Ten Things

Sitting around today we’ve been talking about what we miss  most about life in the U.S.  This is not intended to be a list of complaints about our life here. We are actually quite content and happy with what we do have.  Our experience thus far has just made us realize how much we take for granted.  We don’t stop often enough and just appreciate what we have when we have it. Guess that is one of the fundamental ways that service in the Peace Corps changes you.

The following is a list of the Ten Things we are most thankful we have back in the U.S.:

10. Being able to go out to eat or order in when we just don’t feel like cooking.(Corollary: Microwave oven for reheating things we do make ourselves like pizza)

9. Having pets

8. Flush toilet without worrying about how much water we are using

7. Consistent and dependable running water

6. AC when the temperature is over 90 degrees for more than a day or t      two

5. Having a car

4. Washing machine

3. Any recycling at all!

2. Curbside recycling

1. Regular trash pickup

But, then again- We don’t have this outside our front door in the US…

more mom and baby


sunset after storm
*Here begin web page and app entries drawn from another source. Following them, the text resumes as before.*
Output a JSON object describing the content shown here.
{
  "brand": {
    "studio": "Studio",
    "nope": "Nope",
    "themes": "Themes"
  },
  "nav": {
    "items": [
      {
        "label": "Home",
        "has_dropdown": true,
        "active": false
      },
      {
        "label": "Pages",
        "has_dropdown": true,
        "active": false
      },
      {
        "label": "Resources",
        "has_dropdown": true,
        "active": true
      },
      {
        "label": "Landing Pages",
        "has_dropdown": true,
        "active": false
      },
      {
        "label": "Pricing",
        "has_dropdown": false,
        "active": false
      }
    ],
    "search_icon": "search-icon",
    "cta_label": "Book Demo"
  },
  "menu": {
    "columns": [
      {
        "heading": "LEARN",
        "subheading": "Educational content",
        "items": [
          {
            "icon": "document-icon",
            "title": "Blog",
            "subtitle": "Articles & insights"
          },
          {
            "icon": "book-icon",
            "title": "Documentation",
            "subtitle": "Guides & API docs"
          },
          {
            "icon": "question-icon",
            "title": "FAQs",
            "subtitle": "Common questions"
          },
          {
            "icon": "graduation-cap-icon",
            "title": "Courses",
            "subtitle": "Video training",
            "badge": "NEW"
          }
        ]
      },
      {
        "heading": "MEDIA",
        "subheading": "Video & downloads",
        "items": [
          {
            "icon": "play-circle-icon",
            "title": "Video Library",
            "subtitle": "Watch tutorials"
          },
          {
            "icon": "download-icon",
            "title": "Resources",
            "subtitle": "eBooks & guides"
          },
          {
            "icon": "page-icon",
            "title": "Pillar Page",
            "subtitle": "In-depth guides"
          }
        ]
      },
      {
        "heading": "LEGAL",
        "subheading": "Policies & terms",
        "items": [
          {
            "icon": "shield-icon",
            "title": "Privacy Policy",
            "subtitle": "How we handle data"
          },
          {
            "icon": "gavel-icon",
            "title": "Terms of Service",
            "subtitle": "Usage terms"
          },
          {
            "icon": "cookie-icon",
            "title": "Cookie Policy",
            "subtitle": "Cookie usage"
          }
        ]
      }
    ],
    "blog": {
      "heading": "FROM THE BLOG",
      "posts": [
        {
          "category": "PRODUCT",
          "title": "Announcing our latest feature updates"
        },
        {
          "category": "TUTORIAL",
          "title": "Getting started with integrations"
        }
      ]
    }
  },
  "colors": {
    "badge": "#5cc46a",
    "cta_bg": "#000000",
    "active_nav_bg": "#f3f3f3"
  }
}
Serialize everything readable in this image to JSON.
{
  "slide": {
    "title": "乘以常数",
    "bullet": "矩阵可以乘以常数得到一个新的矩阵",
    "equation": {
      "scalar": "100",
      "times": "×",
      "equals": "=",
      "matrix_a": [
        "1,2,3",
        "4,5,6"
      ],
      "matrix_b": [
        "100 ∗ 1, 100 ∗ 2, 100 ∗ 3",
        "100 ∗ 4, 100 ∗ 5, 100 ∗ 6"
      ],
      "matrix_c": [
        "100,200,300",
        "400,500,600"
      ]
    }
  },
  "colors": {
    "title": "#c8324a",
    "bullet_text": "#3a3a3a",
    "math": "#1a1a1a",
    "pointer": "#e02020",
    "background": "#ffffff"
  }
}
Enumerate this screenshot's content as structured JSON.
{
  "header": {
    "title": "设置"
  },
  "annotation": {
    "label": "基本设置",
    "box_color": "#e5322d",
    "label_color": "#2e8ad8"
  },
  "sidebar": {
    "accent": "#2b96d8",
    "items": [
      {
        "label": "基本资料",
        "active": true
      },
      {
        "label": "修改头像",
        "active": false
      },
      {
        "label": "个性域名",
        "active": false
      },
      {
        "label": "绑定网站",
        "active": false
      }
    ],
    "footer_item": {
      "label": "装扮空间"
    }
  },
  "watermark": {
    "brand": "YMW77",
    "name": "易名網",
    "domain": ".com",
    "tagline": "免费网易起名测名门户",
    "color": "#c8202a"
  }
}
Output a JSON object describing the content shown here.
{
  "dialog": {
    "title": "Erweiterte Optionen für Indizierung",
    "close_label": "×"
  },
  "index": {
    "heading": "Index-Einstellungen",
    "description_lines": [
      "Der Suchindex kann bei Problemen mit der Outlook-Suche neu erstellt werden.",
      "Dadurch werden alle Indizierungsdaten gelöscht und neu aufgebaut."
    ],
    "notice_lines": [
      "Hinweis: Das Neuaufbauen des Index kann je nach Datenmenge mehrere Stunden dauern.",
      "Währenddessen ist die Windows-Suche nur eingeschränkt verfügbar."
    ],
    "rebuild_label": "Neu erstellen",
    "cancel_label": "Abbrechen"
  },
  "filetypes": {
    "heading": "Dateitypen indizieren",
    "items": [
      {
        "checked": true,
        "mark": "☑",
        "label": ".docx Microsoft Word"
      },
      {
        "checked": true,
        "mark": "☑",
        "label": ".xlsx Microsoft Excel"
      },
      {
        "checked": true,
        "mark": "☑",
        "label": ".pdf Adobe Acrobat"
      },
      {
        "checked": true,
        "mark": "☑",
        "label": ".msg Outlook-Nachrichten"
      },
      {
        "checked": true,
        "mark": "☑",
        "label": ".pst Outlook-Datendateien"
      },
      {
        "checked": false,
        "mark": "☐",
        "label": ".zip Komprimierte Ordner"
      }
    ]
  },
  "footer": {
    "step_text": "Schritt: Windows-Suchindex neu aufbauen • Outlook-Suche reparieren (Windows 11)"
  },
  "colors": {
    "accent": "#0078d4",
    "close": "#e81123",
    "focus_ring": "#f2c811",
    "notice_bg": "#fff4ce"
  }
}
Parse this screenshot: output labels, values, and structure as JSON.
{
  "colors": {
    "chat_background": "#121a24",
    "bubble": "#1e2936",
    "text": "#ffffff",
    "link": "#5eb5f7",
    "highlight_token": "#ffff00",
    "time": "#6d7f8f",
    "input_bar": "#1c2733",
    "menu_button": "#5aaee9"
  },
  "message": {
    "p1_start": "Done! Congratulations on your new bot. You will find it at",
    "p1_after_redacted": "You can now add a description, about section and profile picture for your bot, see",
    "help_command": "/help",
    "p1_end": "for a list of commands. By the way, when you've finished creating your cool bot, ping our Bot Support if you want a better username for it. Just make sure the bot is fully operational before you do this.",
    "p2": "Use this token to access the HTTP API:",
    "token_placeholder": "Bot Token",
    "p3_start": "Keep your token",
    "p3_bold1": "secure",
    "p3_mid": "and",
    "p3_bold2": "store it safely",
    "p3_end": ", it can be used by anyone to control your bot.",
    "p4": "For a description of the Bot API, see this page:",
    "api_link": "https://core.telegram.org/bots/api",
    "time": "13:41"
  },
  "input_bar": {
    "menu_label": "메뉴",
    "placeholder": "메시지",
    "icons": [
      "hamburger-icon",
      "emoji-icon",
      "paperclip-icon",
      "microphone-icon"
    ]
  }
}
Water went off at 5 pm after 5.5 days of luxury. Storm hit at 6:30 and left a layer of dust all over the house. Power went around 7.  BUT- we got this beautiful sunset so no complaints.